%%

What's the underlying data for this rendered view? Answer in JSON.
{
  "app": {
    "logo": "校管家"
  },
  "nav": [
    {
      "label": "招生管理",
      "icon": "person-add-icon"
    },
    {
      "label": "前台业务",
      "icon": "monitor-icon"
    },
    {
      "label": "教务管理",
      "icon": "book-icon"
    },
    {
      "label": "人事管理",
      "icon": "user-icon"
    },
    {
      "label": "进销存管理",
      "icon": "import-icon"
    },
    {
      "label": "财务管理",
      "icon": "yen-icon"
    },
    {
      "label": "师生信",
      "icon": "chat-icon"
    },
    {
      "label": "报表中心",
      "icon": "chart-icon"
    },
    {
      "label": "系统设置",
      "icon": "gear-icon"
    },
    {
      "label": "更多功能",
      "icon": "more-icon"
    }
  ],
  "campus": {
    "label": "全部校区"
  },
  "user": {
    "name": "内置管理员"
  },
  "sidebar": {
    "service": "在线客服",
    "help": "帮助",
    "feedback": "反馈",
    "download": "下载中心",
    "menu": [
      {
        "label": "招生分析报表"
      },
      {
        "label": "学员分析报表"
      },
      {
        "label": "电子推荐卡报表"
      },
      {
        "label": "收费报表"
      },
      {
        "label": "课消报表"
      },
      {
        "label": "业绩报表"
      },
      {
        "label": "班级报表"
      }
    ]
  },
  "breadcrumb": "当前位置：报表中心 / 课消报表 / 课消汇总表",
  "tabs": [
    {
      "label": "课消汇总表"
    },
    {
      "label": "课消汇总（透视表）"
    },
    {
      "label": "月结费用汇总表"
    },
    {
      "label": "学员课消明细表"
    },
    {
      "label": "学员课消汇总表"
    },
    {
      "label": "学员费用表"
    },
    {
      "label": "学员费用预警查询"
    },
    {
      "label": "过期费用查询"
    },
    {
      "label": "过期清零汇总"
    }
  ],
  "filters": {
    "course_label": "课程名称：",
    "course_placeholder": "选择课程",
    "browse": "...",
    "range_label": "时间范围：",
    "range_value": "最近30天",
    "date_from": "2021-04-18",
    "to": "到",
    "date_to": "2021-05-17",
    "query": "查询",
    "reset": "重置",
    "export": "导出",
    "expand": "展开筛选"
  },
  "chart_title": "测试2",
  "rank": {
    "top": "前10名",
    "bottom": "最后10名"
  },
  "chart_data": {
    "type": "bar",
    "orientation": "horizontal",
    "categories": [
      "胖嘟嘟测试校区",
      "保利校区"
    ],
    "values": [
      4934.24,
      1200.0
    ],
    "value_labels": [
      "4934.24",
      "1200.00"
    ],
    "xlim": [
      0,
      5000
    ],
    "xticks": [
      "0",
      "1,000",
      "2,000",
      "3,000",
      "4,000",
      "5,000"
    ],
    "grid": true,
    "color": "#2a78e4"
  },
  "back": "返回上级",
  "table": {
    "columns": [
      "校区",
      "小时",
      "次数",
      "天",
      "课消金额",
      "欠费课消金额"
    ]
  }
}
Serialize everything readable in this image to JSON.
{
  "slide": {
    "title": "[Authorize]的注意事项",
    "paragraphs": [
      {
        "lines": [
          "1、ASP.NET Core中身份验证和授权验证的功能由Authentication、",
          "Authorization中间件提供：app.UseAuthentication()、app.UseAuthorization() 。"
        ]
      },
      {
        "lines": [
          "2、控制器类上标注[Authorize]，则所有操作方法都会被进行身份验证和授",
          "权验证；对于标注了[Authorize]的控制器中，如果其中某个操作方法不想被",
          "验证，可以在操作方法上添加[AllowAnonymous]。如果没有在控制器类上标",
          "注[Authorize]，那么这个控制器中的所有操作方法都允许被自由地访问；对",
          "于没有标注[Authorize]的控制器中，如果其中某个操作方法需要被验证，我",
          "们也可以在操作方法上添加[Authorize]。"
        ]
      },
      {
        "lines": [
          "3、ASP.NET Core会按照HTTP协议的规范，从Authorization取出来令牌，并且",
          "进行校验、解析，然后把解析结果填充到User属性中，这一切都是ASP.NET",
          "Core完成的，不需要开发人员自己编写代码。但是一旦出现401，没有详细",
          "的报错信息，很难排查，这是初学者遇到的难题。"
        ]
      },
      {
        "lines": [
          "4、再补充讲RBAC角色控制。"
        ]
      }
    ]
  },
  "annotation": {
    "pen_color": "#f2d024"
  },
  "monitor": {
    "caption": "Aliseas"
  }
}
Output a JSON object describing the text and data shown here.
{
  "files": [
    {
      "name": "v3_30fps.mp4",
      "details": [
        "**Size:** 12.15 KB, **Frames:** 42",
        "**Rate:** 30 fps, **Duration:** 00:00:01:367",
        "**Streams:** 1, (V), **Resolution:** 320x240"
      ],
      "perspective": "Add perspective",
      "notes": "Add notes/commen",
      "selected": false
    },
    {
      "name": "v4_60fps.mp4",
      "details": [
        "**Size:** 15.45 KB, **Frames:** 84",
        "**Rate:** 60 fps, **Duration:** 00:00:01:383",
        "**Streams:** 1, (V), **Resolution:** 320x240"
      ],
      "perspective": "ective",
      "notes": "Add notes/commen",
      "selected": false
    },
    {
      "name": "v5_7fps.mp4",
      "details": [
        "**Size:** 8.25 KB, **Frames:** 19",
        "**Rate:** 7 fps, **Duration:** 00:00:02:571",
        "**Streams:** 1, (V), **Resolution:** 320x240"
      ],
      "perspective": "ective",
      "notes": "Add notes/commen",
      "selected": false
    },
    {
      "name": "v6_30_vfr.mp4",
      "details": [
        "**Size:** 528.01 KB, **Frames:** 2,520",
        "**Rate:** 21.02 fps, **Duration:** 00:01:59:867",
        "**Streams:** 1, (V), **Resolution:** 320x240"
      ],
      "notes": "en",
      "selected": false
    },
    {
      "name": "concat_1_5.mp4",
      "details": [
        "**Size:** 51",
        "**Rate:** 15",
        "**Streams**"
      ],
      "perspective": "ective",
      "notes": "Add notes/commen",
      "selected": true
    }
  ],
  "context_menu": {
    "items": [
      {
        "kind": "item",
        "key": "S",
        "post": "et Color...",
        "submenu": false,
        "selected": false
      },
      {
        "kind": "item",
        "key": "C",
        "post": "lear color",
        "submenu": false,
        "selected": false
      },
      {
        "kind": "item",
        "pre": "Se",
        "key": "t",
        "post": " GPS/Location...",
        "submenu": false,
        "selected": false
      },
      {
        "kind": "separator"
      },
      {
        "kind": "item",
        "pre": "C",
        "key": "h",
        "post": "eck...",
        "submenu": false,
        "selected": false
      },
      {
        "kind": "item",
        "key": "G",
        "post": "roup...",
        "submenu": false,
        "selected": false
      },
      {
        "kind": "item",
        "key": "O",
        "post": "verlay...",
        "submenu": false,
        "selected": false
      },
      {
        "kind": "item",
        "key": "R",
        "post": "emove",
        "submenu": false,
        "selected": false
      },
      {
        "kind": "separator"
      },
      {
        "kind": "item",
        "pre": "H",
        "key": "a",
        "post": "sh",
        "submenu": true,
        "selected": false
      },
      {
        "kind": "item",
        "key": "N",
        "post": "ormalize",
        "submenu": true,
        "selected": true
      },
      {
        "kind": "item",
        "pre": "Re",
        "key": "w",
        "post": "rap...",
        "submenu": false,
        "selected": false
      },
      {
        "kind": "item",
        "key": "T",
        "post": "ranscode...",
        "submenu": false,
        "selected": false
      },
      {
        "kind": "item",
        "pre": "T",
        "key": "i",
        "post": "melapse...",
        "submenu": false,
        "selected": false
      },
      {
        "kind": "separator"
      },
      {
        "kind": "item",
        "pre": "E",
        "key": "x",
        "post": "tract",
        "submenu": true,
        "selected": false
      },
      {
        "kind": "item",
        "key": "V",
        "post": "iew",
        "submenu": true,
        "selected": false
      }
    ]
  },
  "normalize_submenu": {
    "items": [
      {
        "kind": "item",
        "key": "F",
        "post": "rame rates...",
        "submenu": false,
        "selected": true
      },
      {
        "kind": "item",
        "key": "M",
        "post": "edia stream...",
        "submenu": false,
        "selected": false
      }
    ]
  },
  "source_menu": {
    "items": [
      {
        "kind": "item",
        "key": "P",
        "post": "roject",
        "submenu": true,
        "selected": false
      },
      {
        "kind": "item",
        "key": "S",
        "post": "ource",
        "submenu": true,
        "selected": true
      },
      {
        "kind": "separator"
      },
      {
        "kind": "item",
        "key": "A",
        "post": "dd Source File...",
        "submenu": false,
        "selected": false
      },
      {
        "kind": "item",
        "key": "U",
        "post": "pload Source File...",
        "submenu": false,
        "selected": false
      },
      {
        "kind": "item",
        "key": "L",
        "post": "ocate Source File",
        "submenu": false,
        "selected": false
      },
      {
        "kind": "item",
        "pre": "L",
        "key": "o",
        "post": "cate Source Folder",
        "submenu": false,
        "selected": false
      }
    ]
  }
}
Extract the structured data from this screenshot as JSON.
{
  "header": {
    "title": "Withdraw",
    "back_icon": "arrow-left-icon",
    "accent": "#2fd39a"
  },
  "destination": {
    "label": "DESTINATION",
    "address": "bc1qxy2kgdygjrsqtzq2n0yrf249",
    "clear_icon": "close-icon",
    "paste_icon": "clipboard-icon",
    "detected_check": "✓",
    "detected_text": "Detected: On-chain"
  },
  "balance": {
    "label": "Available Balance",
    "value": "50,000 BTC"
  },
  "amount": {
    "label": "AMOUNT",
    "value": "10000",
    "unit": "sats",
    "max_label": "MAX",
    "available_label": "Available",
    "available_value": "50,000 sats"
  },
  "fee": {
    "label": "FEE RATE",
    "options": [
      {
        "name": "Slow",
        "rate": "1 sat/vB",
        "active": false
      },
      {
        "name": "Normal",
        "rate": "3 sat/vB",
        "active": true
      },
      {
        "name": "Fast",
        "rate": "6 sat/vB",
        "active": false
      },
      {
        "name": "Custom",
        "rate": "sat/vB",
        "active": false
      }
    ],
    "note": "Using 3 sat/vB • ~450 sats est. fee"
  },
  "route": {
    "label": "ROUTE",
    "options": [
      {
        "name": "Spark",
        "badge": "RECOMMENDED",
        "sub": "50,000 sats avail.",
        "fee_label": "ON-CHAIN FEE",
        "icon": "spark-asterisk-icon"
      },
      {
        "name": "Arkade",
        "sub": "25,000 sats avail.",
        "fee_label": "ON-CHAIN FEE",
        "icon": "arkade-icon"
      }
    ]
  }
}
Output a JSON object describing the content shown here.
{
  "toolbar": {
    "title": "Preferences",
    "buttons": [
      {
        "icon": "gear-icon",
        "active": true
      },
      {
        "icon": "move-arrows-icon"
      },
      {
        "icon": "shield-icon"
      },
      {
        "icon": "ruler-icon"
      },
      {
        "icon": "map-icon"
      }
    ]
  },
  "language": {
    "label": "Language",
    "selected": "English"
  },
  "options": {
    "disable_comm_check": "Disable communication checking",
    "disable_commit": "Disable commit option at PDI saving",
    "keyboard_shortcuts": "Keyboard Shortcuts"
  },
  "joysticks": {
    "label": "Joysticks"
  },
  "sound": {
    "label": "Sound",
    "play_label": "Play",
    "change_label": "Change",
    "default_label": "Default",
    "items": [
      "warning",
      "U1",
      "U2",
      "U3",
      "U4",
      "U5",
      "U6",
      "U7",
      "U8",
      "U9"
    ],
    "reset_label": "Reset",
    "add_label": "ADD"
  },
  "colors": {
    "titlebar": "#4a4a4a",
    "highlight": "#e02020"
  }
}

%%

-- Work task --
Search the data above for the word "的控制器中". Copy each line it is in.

-- Response --
          "权验证；对于标注了[Authorize]的控制器中，如果其中某个操作方法不想被",
          "于没有标注[Authorize]的控制器中，如果其中某个操作方法需要被验证，我",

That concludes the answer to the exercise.